> _DATA UNDER STUDY_

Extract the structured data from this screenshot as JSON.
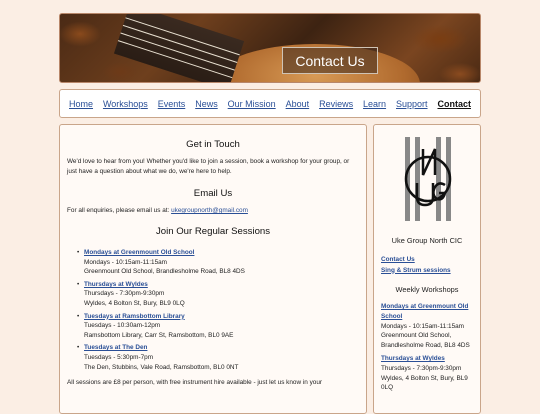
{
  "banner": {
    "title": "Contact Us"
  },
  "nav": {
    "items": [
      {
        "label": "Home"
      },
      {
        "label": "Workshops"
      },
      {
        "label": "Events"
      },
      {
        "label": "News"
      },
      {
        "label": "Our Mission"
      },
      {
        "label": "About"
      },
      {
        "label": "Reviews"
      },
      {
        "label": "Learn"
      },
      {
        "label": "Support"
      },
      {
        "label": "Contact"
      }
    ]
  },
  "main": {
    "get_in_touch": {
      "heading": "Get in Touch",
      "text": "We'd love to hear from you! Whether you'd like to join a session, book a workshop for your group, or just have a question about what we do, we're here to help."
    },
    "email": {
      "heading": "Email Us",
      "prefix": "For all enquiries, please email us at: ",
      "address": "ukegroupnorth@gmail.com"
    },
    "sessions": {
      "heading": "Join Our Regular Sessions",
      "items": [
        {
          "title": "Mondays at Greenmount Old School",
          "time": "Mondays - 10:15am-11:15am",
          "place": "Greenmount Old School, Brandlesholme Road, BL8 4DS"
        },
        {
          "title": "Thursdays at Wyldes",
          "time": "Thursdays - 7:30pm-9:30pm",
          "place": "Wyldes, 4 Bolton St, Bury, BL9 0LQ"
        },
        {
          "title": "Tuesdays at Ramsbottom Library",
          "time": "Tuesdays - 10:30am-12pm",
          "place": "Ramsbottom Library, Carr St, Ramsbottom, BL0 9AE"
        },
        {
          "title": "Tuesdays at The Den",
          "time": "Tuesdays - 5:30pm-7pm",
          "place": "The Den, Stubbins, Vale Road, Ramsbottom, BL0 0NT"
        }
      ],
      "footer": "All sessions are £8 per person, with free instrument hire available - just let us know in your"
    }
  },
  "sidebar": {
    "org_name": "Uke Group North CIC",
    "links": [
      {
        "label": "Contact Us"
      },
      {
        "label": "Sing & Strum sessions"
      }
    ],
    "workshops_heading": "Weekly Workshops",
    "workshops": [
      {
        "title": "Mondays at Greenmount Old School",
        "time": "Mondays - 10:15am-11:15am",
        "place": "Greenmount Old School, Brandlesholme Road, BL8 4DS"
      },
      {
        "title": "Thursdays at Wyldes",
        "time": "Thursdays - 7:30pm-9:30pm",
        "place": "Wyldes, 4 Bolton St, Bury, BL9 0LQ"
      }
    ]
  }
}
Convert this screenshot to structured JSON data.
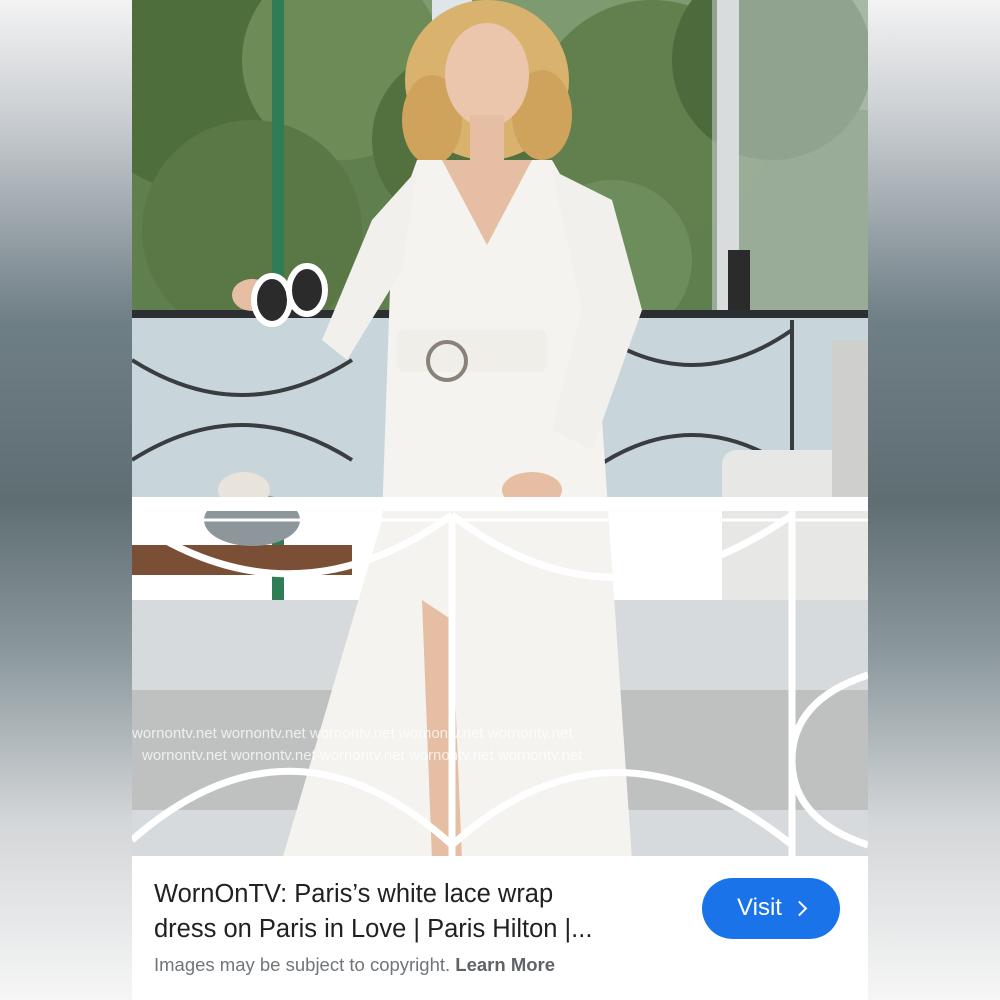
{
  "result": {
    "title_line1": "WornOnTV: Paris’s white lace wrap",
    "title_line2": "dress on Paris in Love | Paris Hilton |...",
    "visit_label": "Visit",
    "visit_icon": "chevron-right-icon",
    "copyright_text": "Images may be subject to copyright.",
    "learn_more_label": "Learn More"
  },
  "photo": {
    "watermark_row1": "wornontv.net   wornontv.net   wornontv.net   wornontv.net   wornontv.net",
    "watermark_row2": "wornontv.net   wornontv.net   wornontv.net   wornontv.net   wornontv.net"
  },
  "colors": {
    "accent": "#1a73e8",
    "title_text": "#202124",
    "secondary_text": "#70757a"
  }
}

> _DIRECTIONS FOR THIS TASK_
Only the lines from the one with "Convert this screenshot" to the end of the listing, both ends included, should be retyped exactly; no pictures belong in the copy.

> _ANSWER SECTION_
Convert this screenshot to structured JSON data.
{
  "result": {
    "title_line1": "WornOnTV: Paris’s white lace wrap",
    "title_line2": "dress on Paris in Love | Paris Hilton |...",
    "visit_label": "Visit",
    "visit_icon": "chevron-right-icon",
    "copyright_text": "Images may be subject to copyright.",
    "learn_more_label": "Learn More"
  },
  "photo": {
    "watermark_row1": "wornontv.net   wornontv.net   wornontv.net   wornontv.net   wornontv.net",
    "watermark_row2": "wornontv.net   wornontv.net   wornontv.net   wornontv.net   wornontv.net"
  },
  "colors": {
    "accent": "#1a73e8",
    "title_text": "#202124",
    "secondary_text": "#70757a"
  }
}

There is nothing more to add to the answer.